Africa must work as one to turn the continent’s ‘youth bulge’ into opportunities, delegates at the closing of the 2019 African Economic Conference said on Wednesday.
The three-day conference in Sharm El Sheikh, Egypt, discussed initiatives for boosting entrepreneurship, improving the business ecosystem, access to capital and better infrastructure – all to create decent jobs for the continent’s unemployed and under-employed youth.
Hanan Morsy, Director of Macroeconomic Forecasting and Research at the African Development Bank, underscored the importance of gainful and decent employment for the bulge of African youths seeking jobs or keen to set up their own businesses.
“At the African Development Bank, we recognize that addressing the problem is not an easy task that a single organization or country could accomplish alone. It needs a concerted effort,” Morsy said.

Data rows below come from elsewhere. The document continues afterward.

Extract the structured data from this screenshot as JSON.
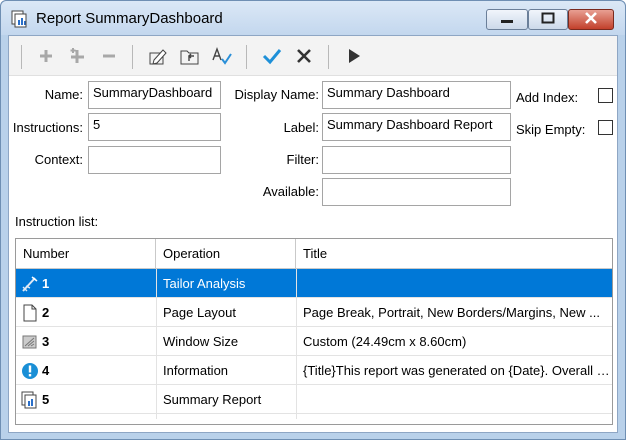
{
  "window": {
    "title": "Report SummaryDashboard"
  },
  "toolbar": {
    "icons": [
      "add-icon",
      "add-multiple-icon",
      "remove-icon",
      "edit-icon",
      "move-to-parent-icon",
      "spellcheck-icon",
      "check-icon",
      "cancel-icon",
      "run-icon"
    ]
  },
  "form": {
    "name_label": "Name:",
    "name_value": "SummaryDashboard",
    "instructions_label": "Instructions:",
    "instructions_value": "5",
    "context_label": "Context:",
    "context_value": "",
    "display_name_label": "Display Name:",
    "display_name_value": "Summary Dashboard",
    "label_label": "Label:",
    "label_value": "Summary Dashboard Report",
    "filter_label": "Filter:",
    "filter_value": "",
    "available_label": "Available:",
    "available_value": "",
    "add_index_label": "Add Index:",
    "skip_empty_label": "Skip Empty:"
  },
  "instruction_list": {
    "label": "Instruction list:",
    "columns": {
      "number": "Number",
      "operation": "Operation",
      "title": "Title"
    },
    "rows": [
      {
        "number": "1",
        "operation": "Tailor Analysis",
        "title": "",
        "icon": "tailor-analysis-icon",
        "selected": true
      },
      {
        "number": "2",
        "operation": "Page Layout",
        "title": "Page Break, Portrait, New Borders/Margins, New ...",
        "icon": "page-icon",
        "selected": false
      },
      {
        "number": "3",
        "operation": "Window Size",
        "title": "Custom (24.49cm x 8.60cm)",
        "icon": "window-size-icon",
        "selected": false
      },
      {
        "number": "4",
        "operation": "Information",
        "title": "{Title}This report was generated on {Date}. Overall {...",
        "icon": "information-icon",
        "selected": false
      },
      {
        "number": "5",
        "operation": "Summary Report",
        "title": "",
        "icon": "summary-report-icon",
        "selected": false
      }
    ]
  },
  "colors": {
    "selection": "#0078d7",
    "accent_check": "#1e90d8",
    "info": "#1a8fd6"
  }
}
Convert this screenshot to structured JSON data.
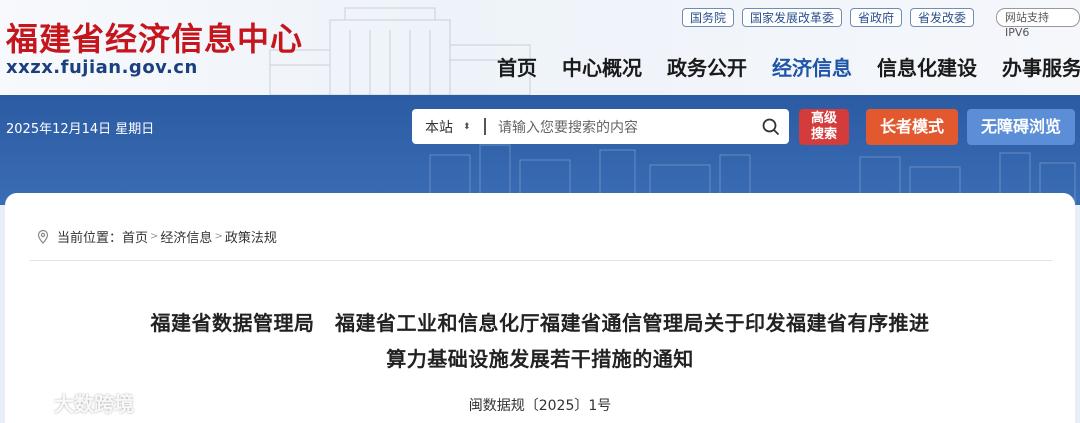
{
  "header": {
    "site_title": "福建省经济信息中心",
    "site_domain": "xxzx.fujian.gov.cn",
    "top_links": [
      "国务院",
      "国家发展改革委",
      "省政府",
      "省发改委"
    ],
    "ipv6": "网站支持IPV6",
    "nav": [
      {
        "label": "首页",
        "active": false
      },
      {
        "label": "中心概况",
        "active": false
      },
      {
        "label": "政务公开",
        "active": false
      },
      {
        "label": "经济信息",
        "active": true
      },
      {
        "label": "信息化建设",
        "active": false
      },
      {
        "label": "办事服务",
        "active": false
      }
    ]
  },
  "toolbar": {
    "date": "2025年12月14日 星期日",
    "search_scope": "本站",
    "search_placeholder": "请输入您要搜索的内容",
    "advanced_search": "高级\n搜索",
    "elder_mode": "长者模式",
    "accessible_browse": "无障碍浏览"
  },
  "breadcrumb": {
    "prefix": "当前位置：",
    "items": [
      "首页",
      "经济信息",
      "政策法规"
    ]
  },
  "article": {
    "title_line1": "福建省数据管理局　福建省工业和信息化厅福建省通信管理局关于印发福建省有序推进",
    "title_line2": "算力基础设施发展若干措施的通知",
    "doc_number": "闽数据规〔2025〕1号"
  },
  "watermark": "大数跨境",
  "colors": {
    "brand_red": "#c4161c",
    "band_blue": "#2f62aa",
    "nav_active": "#1f55a8"
  }
}
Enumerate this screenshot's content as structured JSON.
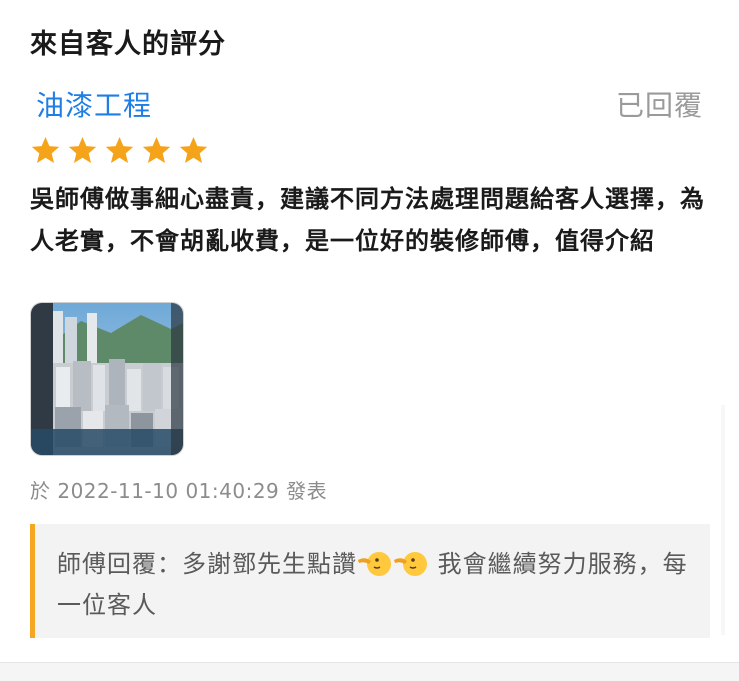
{
  "section": {
    "title": "來自客人的評分"
  },
  "review": {
    "service_name": "油漆工程",
    "reply_status": "已回覆",
    "rating": 5,
    "rating_max": 5,
    "star_color": "#f5a31a",
    "text": "吳師傅做事細心盡責，建議不同方法處理問題給客人選擇，為人老實，不會胡亂收費，是一位好的裝修師傅，值得介紹",
    "photo_icon": "city-view-photo",
    "timestamp": "於 2022-11-10 01:40:29 發表"
  },
  "reply": {
    "text_before": "師傅回覆：多謝鄧先生點讚",
    "emoji": [
      "pointing-face-emoji",
      "pointing-face-emoji"
    ],
    "text_after": " 我會繼續努力服務，每一位客人",
    "accent_color": "#f5a623"
  }
}
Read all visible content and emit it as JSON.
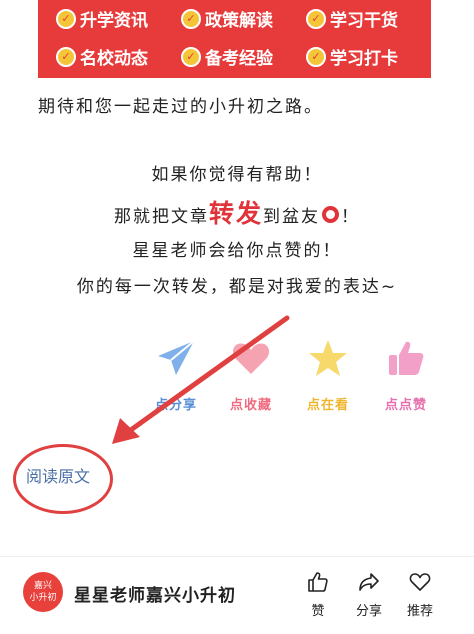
{
  "banner": {
    "tags": [
      "升学资讯",
      "政策解读",
      "学习干货",
      "名校动态",
      "备考经验",
      "学习打卡"
    ]
  },
  "intro": "期待和您一起走过的小升初之路。",
  "callout": {
    "line1": "如果你觉得有帮助！",
    "line2_prefix": "那就把文章",
    "line2_highlight": "转发",
    "line2_suffix_a": "到盆友",
    "line2_suffix_b": "！",
    "line3": "星星老师会给你点赞的！",
    "line4": "你的每一次转发，都是对我爱的表达~"
  },
  "actions": [
    {
      "label": "点分享",
      "icon": "paper-plane-icon",
      "color": "#7fb0ea"
    },
    {
      "label": "点收藏",
      "icon": "heart-icon",
      "color": "#f5a3b0"
    },
    {
      "label": "点在看",
      "icon": "star-icon",
      "color": "#f7d86a"
    },
    {
      "label": "点点赞",
      "icon": "thumbs-up-icon",
      "color": "#f3a0c8"
    }
  ],
  "read_more": "阅读原文",
  "footer": {
    "avatar_line1": "嘉兴",
    "avatar_line2": "小升初",
    "account_name": "星星老师嘉兴小升初",
    "buttons": [
      {
        "label": "赞",
        "icon": "thumbs-up-icon"
      },
      {
        "label": "分享",
        "icon": "share-icon"
      },
      {
        "label": "推荐",
        "icon": "heart-icon"
      }
    ]
  },
  "annotation_color": "#e04040"
}
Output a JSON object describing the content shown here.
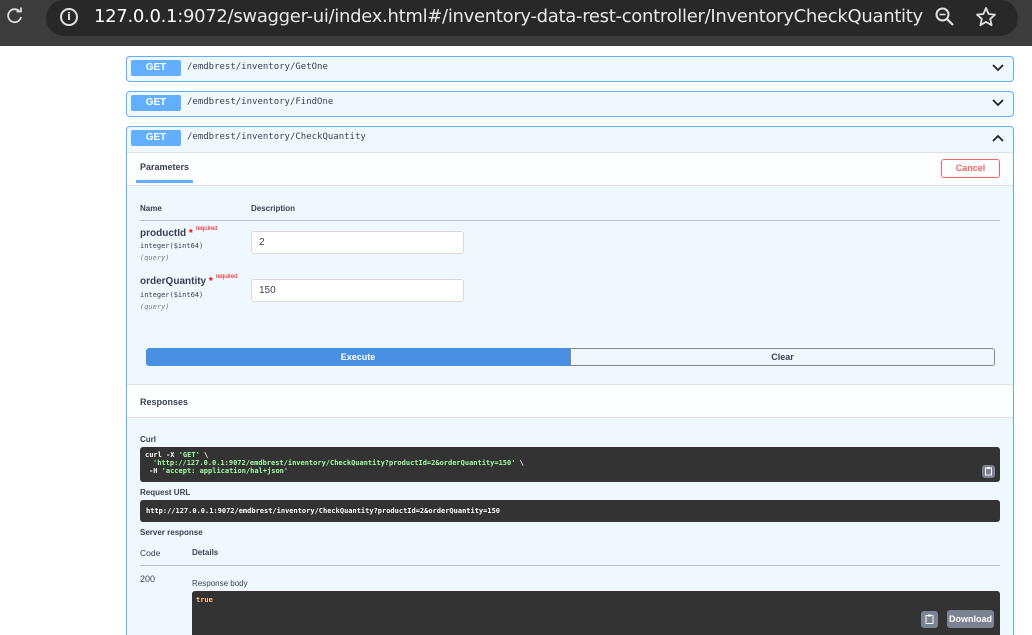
{
  "browser": {
    "url_host": "127.0.0.1",
    "url_rest": ":9072/swagger-ui/index.html#/inventory-data-rest-controller/InventoryCheckQuantity"
  },
  "operations": [
    {
      "method": "GET",
      "path": "/emdbrest/inventory/GetOne"
    },
    {
      "method": "GET",
      "path": "/emdbrest/inventory/FindOne"
    },
    {
      "method": "GET",
      "path": "/emdbrest/inventory/CheckQuantity"
    }
  ],
  "params_section": {
    "tab": "Parameters",
    "cancel": "Cancel",
    "col_name": "Name",
    "col_description": "Description",
    "params": [
      {
        "name": "productId",
        "star": "*",
        "required": "required",
        "type": "integer($int64)",
        "in": "(query)",
        "value": "2"
      },
      {
        "name": "orderQuantity",
        "star": "*",
        "required": "required",
        "type": "integer($int64)",
        "in": "(query)",
        "value": "150"
      }
    ],
    "execute": "Execute",
    "clear": "Clear"
  },
  "responses": {
    "title": "Responses",
    "curl_label": "Curl",
    "curl_line1_cmd": "curl -X ",
    "curl_line1_str": "'GET'",
    "curl_line1_end": " \\",
    "curl_line2_str": "'http://127.0.0.1:9072/emdbrest/inventory/CheckQuantity?productId=2&orderQuantity=150'",
    "curl_line2_end": " \\",
    "curl_line3_cmd": "-H ",
    "curl_line3_str": "'accept: application/hal+json'",
    "request_url_label": "Request URL",
    "request_url": "http://127.0.0.1:9072/emdbrest/inventory/CheckQuantity?productId=2&orderQuantity=150",
    "server_response_label": "Server response",
    "col_code": "Code",
    "col_details": "Details",
    "code": "200",
    "response_body_label": "Response body",
    "response_body": "true",
    "download": "Download"
  },
  "colors": {
    "get_blue": "#61affe",
    "execute_blue": "#4990e2",
    "cancel_red": "#ff6060"
  }
}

“It needs governments to work together and share experiences; international organizations to join hands, the private sector to work with policymakers, the youth to voice their concerns, and researchers to share policy-relevant evidence that will inform policies.”
The 2019 conference, hosted by the African Development Bank in partnership with the United Nations Development Program (UNDP) and the United Nations Economic Commission for Africa (ECA), brought together government ministers, researchers, young entrepreneurs and civil society to explore ways to boost jobs and skills for Africa’s youth.
Angela Lusigi, Strategic Advisor at the UNDP urged decision-makers to prepare for a changing demography and the impacts of a changing climate to create a brighter future for the continent.
“We have to anticipate and leverage the shift that we know are going to happen in terms of our demography, our climate and our people’s movements and together we can reimagine a different future of Africa,” Lusigi said.
Reform of the education system is crucial, she said. “Let’s think deeper. We want to know what works in the African context. All our education systems have to look at creating future oriented skills because the solutions we have today will not work tomorrow.”
Adam Elhiraika, Director, Macroeconomics and Governance Division at the ECA, urged young people to work across borders and contribute to integration of the continent at regional and national levels. “Creating one Africa is the most important step we can take to create better opportunities for all Africans,” he said.
“The opportunities we had here is just the beginning for all of you to influence policy makers and influence ideas and actions by youths to help create jobs for Africans. It is a unique opportunity.”
One of the highlights of this year’s conference was a session for young African entrepreneurs to share their work and ideas to shape the future of the continent.
Fahad Awadh, co-founder of YYTZ Agro-Processing, a Tanzania-based cashew production business, said: “By improving the business environment, we will be able to drive growth and value creation, leading to job creation. It is the youth that will create the jobs that are needed on the continent.”
Sobel Aziz Ngom, another young entrepreneur and founder of Social Change Factory in Senegal, commented: “There is no way we can achieve important national results in terms of education and work for young people, if all keys actors do not collaborate and align their investments, programs and practices.”